Compensation and Benefits
Compensation and Benefits#
We are working on an update of our compensation policy. See that document for ideas that are more specific / structured than this page.
We are a young organization, and this page describes the salary policy that we aim to enact in the coming years. It may not accurately reflect our current practices, but we share it for transparency and to provide a goal for our team to shoot for.
Our salary policy should ensure that our team feels financially supported and respected in their roles, and should be aligned with our values and mission as a non-profit organization. Team members should feel that 2i2c is a competitive workplace from a salary perspective, while recognizing that we do not have the financial resources of most tech companies. Below are a few guiding principles of our salary policy:
Benchmarked to non-profit tech. We should benchmark our salaries based on similar roles in our sector (non-profits that do technical or research work, depending on the role). See Salary band process with GuideStar for the current process we follow.
If we determine that a sector is systemically under-paying a given role in a way that makes us uncompetitive, then we may increase the salary band for the role to be more aligned with the private sector.
Explicit rationale. All of our salaries must be tied to explicit roles, with consistent and transparent responsibilities and expectations for entering and advancing a role.
Transparent compensation by role. Our salaries, benefits, and the roles that they are attached to should be available to all.
Fixed salaries for a role. We do not negotiate salaries within a given role. Salaries are fixed for a given role and tenure1.
Equal pay for equal work. We practice equal pay for equal work across our team. Salaries do not distinguish between geographic location or cost of living and are benchmarked against North American salaries in the non-profit tech sector.
Salary band process with GuideStar#
We define our salary levels relative to non-profit organizations with a similar size and scope as 2i2c. In order to have a more objective definition of competitive salaries, we use the GuideStar compensation report to compare common numbers across non-profits.

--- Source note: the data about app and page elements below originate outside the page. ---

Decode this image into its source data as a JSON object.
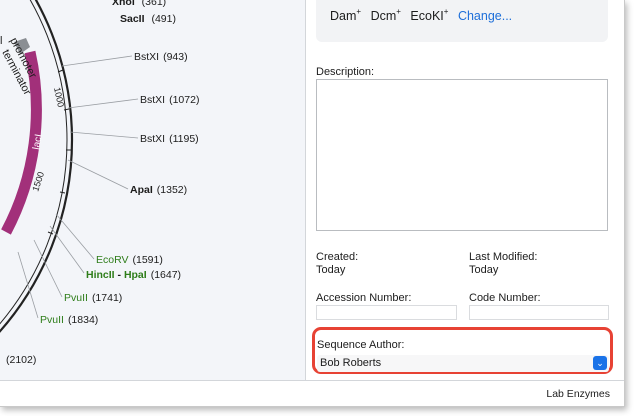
{
  "methylation": {
    "items": [
      {
        "name": "Dam",
        "sup": "+"
      },
      {
        "name": "Dcm",
        "sup": "+"
      },
      {
        "name": "EcoKI",
        "sup": "+"
      }
    ],
    "change_link": "Change..."
  },
  "map": {
    "top_enzymes": {
      "xhoi": "XhoI",
      "xhoi_pos": "(361)",
      "sacii": "SacII",
      "sacii_pos": "(491)"
    },
    "feature_labels": {
      "promoter": "promoter",
      "terminator": "terminator",
      "laci": "lacI"
    },
    "tick_labels": {
      "t1000": "1000",
      "t1500": "1500"
    },
    "enzymes": [
      {
        "name": "BstXI",
        "pos": "(943)"
      },
      {
        "name": "BstXI",
        "pos": "(1072)"
      },
      {
        "name": "BstXI",
        "pos": "(1195)"
      },
      {
        "name": "ApaI",
        "pos": "(1352)"
      },
      {
        "name": "EcoRV",
        "pos": "(1591)"
      },
      {
        "name": "HincII",
        "sep": " - ",
        "name2": "HpaI",
        "pos": "(1647)"
      },
      {
        "name": "PvuII",
        "pos": "(1741)"
      },
      {
        "name": "PvuII",
        "pos": "(1834)"
      },
      {
        "name": "",
        "pos": "(2102)"
      }
    ],
    "colors": {
      "backbone": "#222222",
      "laci": "#a2307a",
      "green": "#2e7d1a",
      "lines": "#9a9ea3"
    }
  },
  "details": {
    "description_label": "Description:",
    "created_label": "Created:",
    "created_value": "Today",
    "modified_label": "Last Modified:",
    "modified_value": "Today",
    "accession_label": "Accession Number:",
    "code_label": "Code Number:",
    "author_label": "Sequence Author:",
    "author_value": "Bob Roberts",
    "highlight_color": "#e74234"
  },
  "status_bar": {
    "right_text": "Lab Enzymes"
  }
}
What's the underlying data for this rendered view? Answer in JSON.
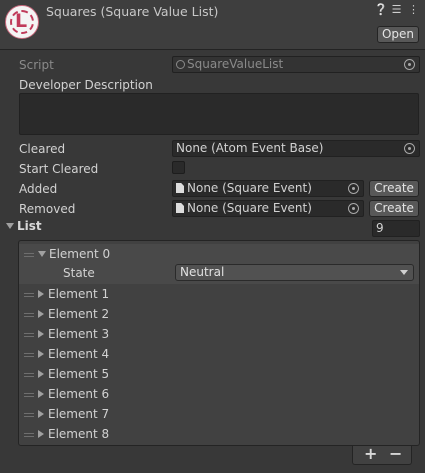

This is provided by CS&S, and we have a PDF in our drive here:
Use the following criteria when defining the salary for a given position / level with the GuideStar report:
Science and Technology Research Institutes, Servicescategory
Choose an appropriate job category that most closely matches this position.
Define “compensation” as
base salary + 25% benefits.
Use the median compensation in a category as a starting salary.
If this is for an earlier job in a given series, adjust the total compensation down accordingly (see below for a guideline).
Understanding the GuideStar reports#
Here are a few tips to understand the GuideStar reports:
The numbers there are for the top-paid position in each category. This means that for earlier levels in a job category, we need to reduce the total compensation accordingly.
Rule of thumb: Expect a 10% salary bump between job levels, and a 2% salary bump for steps within a level.
This is total compensation, not salary. GuideStar reports a combination of salary and benefits, keep this in mind when defining our salary bands.
Do not share the GuideStar report externally. It is a service paid-for by CS&S and should not be shared out of the CS&S organization. The links above should only be available to those with a
List of salary bands#
To be updated
We are working on updating our salary bands across 2i2c, see this issue for details.
This is because we believe that allowing negotiation introduces bias that benefits individuals who are more confident, aggressive, or experienced. This also correlates heavily with demographics and personal qualities that are not tied to the ability to do the job well. Instead we try to be as transparent as possible for the rationales at a given level. See the Tidelift blog post on their no-negotiation policy for salaries for one rationale for this practice, and this blog post for an argument against negotiation bans.